* **EXERCISE PROMPT**
From the data that follows, copy every line holding the string "icon".

* **DATA FOR ANALYSIS**
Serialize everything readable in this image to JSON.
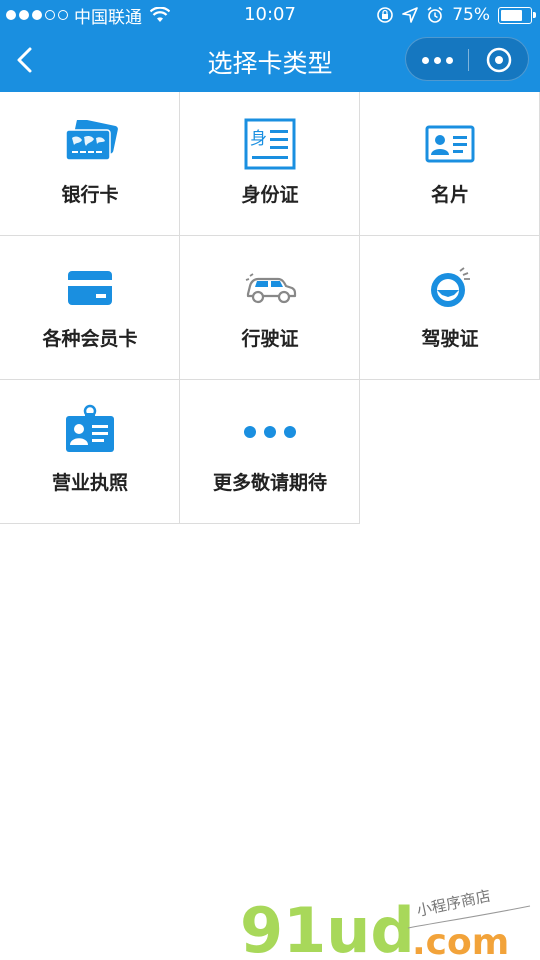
{
  "status_bar": {
    "carrier": "中国联通",
    "time": "10:07",
    "battery": "75%",
    "battery_level": 0.75
  },
  "nav": {
    "title": "选择卡类型"
  },
  "cards": [
    {
      "label": "银行卡",
      "icon": "bank-card-icon"
    },
    {
      "label": "身份证",
      "icon": "id-card-icon"
    },
    {
      "label": "名片",
      "icon": "business-card-icon"
    },
    {
      "label": "各种会员卡",
      "icon": "member-card-icon"
    },
    {
      "label": "行驶证",
      "icon": "car-icon"
    },
    {
      "label": "驾驶证",
      "icon": "steering-wheel-icon"
    },
    {
      "label": "营业执照",
      "icon": "business-license-icon"
    },
    {
      "label": "更多敬请期待",
      "icon": "more-dots-icon"
    }
  ],
  "watermark": {
    "brand": "91ud",
    "domain": ".com",
    "tagline": "小程序商店"
  },
  "colors": {
    "primary": "#1a8fe0",
    "icon": "#1a8fe0",
    "border": "#dcdcdc"
  }
}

* **RESULT OF THIS EXERCISE**
      "icon": "bank-card-icon"
      "icon": "id-card-icon"
      "icon": "business-card-icon"
      "icon": "member-card-icon"
      "icon": "car-icon"
      "icon": "steering-wheel-icon"
      "icon": "business-license-icon"
      "icon": "more-dots-icon"
    "icon": "#1a8fe0",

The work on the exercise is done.